and one vote. It offers its
Members a wide range of Conventions and other international instruments.
WCO Members can also take advantage of the technical assistance and training
services delivered either directly by the
Secretariat or provided with its involvement.
The WCO is directed
by the full Council and the Policy Commission (24 Members), with financial
advice from the Finance Committee (17 Members). The WCO works through
its Committees and its Secretariat to complete the work set forth in the
key activities of the WCO Strategic Plan, which is approved annually by
the Council. The principal Committees of the WCO are the :
- PERMANENT TECHNICAL
COMMITTEE, including the Information Management Sub-Committee
- ENFORCEMENT COMMITTEE
- HARMONIZED SYSTEM
COMMITTEE, including the Harmonized System Review Sub-Committee and
the Scientific Sub-Committee
- TECHNICAL COMMITTEE
ON CUSTOMS VALUATION
- TECHNICAL COMMITTEE
ON RULES OF ORIGIN.
Structure of the
The current Secretary General is Mr. Michel Danet (France) and he is assisted
by three other elected officials. They are the Deputy Secretary General,
Mr. Kunio Mikuriya (Japan), the Director of Compliance and Facilitation,
Mr. Jouko LempiÃ¤inen (Finland) and the The World Customs Organization
Director of Tariff and Trade Affairs, Mr. Holm Kappler (United States).
Approximately 60 expert technical staff, who are either appointed to the
WCO or who are technical attachÃ©s on secondment from Member administrations,
provide a high level of technical expertise to the various programmes
and projects of the WCO. Locally recruited staff provide secretarial,
translation, interpretation and general support services.
The two official
languages of the WCO are English and French, but Spanish is also used
for some technical meetings.
For many years, the WCO has been making progress on the harmonization
of international Customs procedures. These efforts have met with considerable
success. The WCO developed and introduced the Harmonized Commodity Description
and Coding System, which is used world-wide as the basis for classifying
goods and for the collection of Customs revenue.
In June 1999, a
revised International Convention on the Simplification and Harmonization
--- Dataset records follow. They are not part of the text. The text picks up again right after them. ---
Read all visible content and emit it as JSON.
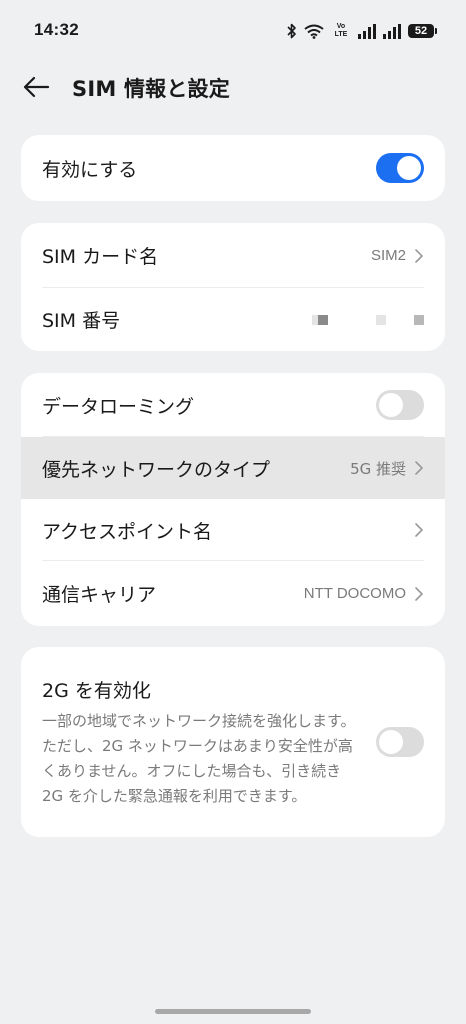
{
  "status_bar": {
    "time": "14:32",
    "volte_top": "Vo",
    "volte_bottom": "LTE",
    "battery": "52"
  },
  "header": {
    "title": "SIM 情報と設定"
  },
  "enable_card": {
    "label": "有効にする",
    "enabled": true
  },
  "sim_card": {
    "name_label": "SIM カード名",
    "name_value": "SIM2",
    "number_label": "SIM 番号"
  },
  "network_card": {
    "roaming_label": "データローミング",
    "roaming_enabled": false,
    "preferred_label": "優先ネットワークのタイプ",
    "preferred_value": "5G 推奨",
    "apn_label": "アクセスポイント名",
    "carrier_label": "通信キャリア",
    "carrier_value": "NTT DOCOMO"
  },
  "enable_2g_card": {
    "title": "2G を有効化",
    "description": "一部の地域でネットワーク接続を強化します。ただし、2G ネットワークはあまり安全性が高くありません。オフにした場合も、引き続き 2G を介した緊急通報を利用できます。",
    "enabled": false
  },
  "colors": {
    "background": "#eff0f2",
    "card": "#ffffff",
    "accent": "#1d6ff2",
    "secondary_text": "#7a7a7a"
  }
}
of Customs Procedures (the Kyoto Convention) was approved by the Council.
The revised Convention is a response to the growth in international cargo,
the incredible developments in
information technology and a highly competitive international business
environment based on quality service and customer satisfaction, all of
which have created a conflict with traditional Customs methods and procedures.
The WCO also administers
the WTO Valuation Agreement and has recently developed Harmonized Rules
of Origin which have been forwarded for consideration by the WTO in Geneva
for eventual use by its Members.
Working closely together,
the WCO, WTO and UNCTAD are co-ordinating their efforts to remove the
remaining barriers to trade by simplifying and harmonizing Customs procedures
and processes throughout the world. Combining the influence of the WTO,
UNCTAD and the WCO will make a significant contribution to both trade
facilitation and trade compliance. This commitment to partnership is further
reflected in the close working relationship that the WCO enjoys with the
International Chamber of Commerce (ICC). A Co-operation Agreement between
the two organizations seeks to further standardize and improve the level
of Customs capabilities world-wide.
Although significant progress has been made, efficient and effective performance
is not spread evenly among all Customs administrations, or in all regions
of the world. In fact, many Customs administrations are still suffering
the ill-effects of inefficiency and corruption. To address this issue,
the WCO provides extensive technical assistance to Members and has developed
a Customs Reform and Modernization Programme (CRM) which is designed to
assist Member administrations which seek to become more self-reliant through
better use of resources, strengthening of management capabilities, and
designing appropriate and efficient Customs processes and procedures.
Resolution of the Customs Co-operation
Council on Security and Facilitation of the International Trade Supply
Chain June 2002
in WorldSecurity-index does not imply any endorsement by the WCO of any